You can't mention the double-boobs-and-butt spinal twist pose without mentioning Kate Beaton. If you've ever seen anyone mention "Sexism is Over" on the internet, I'd bet money that they are referencing this comic's last panel. The whole set attacks a lot of pieces of the typical "Strong Female Characters" and the whole thing is really funny, if maybe a bit subtle in some of the points it makes. But I think that possibly the best part about this hilarious critique on SFC is the t-shirt sketch follow-up to the comic. Oh my god I must have this shirt. The incredible part is that the front sketch doesn't look wrong. It just looks normal for the illustrations we are used to seeing of women.
Finally, I want to finish off with an examination of our sexual expectations placed on both the male and female body. (Not sure why the Youtube embed isn't working this time. Maybe something to do with VEVO/adviews?) I love everything about this video. When I first saw it I was absolutely in tears with laughter. I still adore it and I can watch it over and over again. But you know what was maybe the best part about this video? The reactions everyone had to the video/song's treatment of the male body and its unapologetic focus on the penis. Scandalous! How dare we find all parts of men's bodies attractive. How dare we focus on their sexuality and the power of sexual confidence. The horror that we would bear witness to such inappropriate costuming. Can you even believe that they would be proud of such an awful, ugly, THING?!
At the time of the video's release, my twitter and Facebook feeds had people recoiling in disgust at the male specimen. Some men that I showed the video to were very uncomfortable and didn't even want to engage in our usual sarcastic banter. They just wanted to... get away, and forget about it as soon as possible.
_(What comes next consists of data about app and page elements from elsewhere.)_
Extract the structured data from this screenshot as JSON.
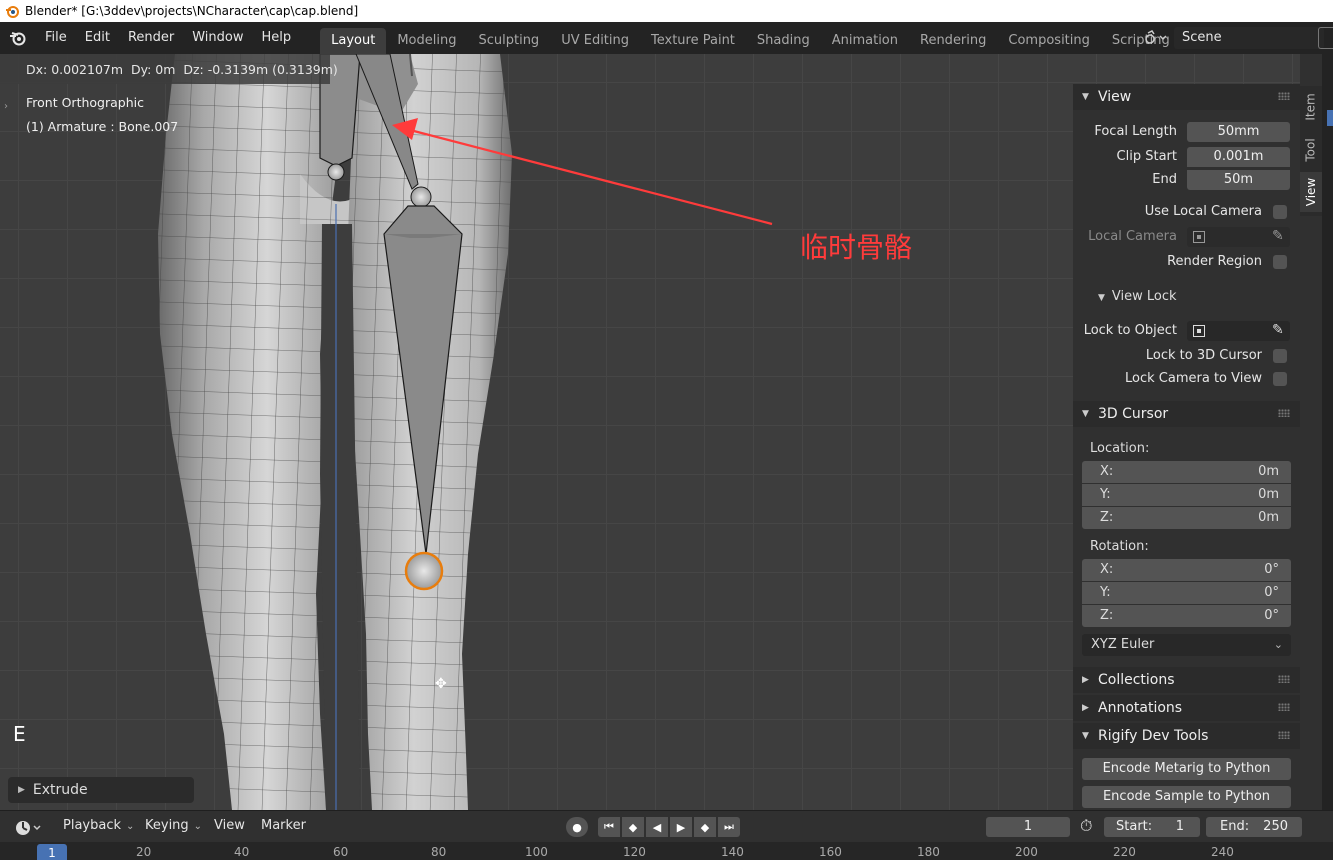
{
  "window": {
    "title": "Blender* [G:\\3ddev\\projects\\NCharacter\\cap\\cap.blend]"
  },
  "menu": [
    "File",
    "Edit",
    "Render",
    "Window",
    "Help"
  ],
  "workspaces": [
    "Layout",
    "Modeling",
    "Sculpting",
    "UV Editing",
    "Texture Paint",
    "Shading",
    "Animation",
    "Rendering",
    "Compositing",
    "Scripting"
  ],
  "active_workspace": "Layout",
  "scene": {
    "name": "Scene"
  },
  "viewport": {
    "delta": "Dx: 0.002107m  Dy: 0m  Dz: -0.3139m (0.3139m)",
    "view_name": "Front Orthographic",
    "object_info": "(1) Armature : Bone.007",
    "annotation": "临时骨骼",
    "key_hint": "E",
    "operator_panel": "Extrude"
  },
  "sidebar_tabs": [
    "Item",
    "Tool",
    "View"
  ],
  "active_sidebar_tab": "View",
  "npanel": {
    "view": {
      "title": "View",
      "focal_length_label": "Focal Length",
      "focal_length": "50mm",
      "clip_start_label": "Clip Start",
      "clip_start": "0.001m",
      "clip_end_label": "End",
      "clip_end": "50m",
      "use_local_camera_label": "Use Local Camera",
      "local_camera_label": "Local Camera",
      "render_region_label": "Render Region"
    },
    "view_lock": {
      "title": "View Lock",
      "lock_to_object_label": "Lock to Object",
      "lock_to_cursor_label": "Lock to 3D Cursor",
      "lock_camera_label": "Lock Camera to View"
    },
    "cursor": {
      "title": "3D Cursor",
      "location_label": "Location:",
      "location": [
        {
          "axis": "X:",
          "value": "0m"
        },
        {
          "axis": "Y:",
          "value": "0m"
        },
        {
          "axis": "Z:",
          "value": "0m"
        }
      ],
      "rotation_label": "Rotation:",
      "rotation": [
        {
          "axis": "X:",
          "value": "0°"
        },
        {
          "axis": "Y:",
          "value": "0°"
        },
        {
          "axis": "Z:",
          "value": "0°"
        }
      ],
      "rotation_mode": "XYZ Euler"
    },
    "collections": "Collections",
    "annotations": "Annotations",
    "rigify": {
      "title": "Rigify Dev Tools",
      "encode_metarig": "Encode Metarig to Python",
      "encode_sample": "Encode Sample to Python"
    }
  },
  "timeline": {
    "menus": [
      "Playback",
      "Keying",
      "View",
      "Marker"
    ],
    "current_frame": "1",
    "start_label": "Start:",
    "start": "1",
    "end_label": "End:",
    "end": "250",
    "ruler_ticks": [
      "20",
      "40",
      "60",
      "80",
      "100",
      "120",
      "140",
      "160",
      "180",
      "200",
      "220",
      "240"
    ],
    "ruler_current": "1"
  },
  "colors": {
    "accent": "#4772b3",
    "annotation_red": "#ff3b3b",
    "bone_select": "#e87d0d"
  }
}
They get squeamish if I bring it up. Articles released around the time described the video as terrifying, kinda disgusting, and overwhelmingly unsexy.
This music video is an incredible mix of using and abusing the gender expectations we've previously established within the medium. The muscle-beach theme, women draped over men, a gang's territory threatened by invaders. The opening of men using their mirror compacts, fixing their hair, and synchronized, scantily-clad back-up dancers. I love the way the dancers all cross their arms and stand defiantly, in a powerful, masculine pose as "the reveal" takes place. I love the way they are all aligned on the beach towels, tanning. (RedFoo is already sunburned, ahahahaha) I love Granny kickin' it in the muscle gang. I love the girls fawning over skinny RedFoo as he lifts, breathing heavily. I love the bodybuilders shaking their heads at the lack of female attention in the presence of RedFoo's relentless confidence. The wiggle-dance-fight is an brilliant take on music videos' love for 'dance fights' between rival teams/gangs. I could just list every scene in the bar-dancing part because the gags are hilarious and the wide variety of body types and genders shown is fantastic. They are all incredible performances and they, along with the rest of the video, collectively embody the confidence of "I'm Sexy and I Know It."
The video is playful, funny, and its gender-reversal of the most prominently exposed bodies in a music video is brilliant. But I'll leave you with this. If there's any moment that deserves a special mention, it's because it's an image that only last a few seconds. I wouldn't want you to miss the chance to really appreciate this while still processing the animal-print speedos.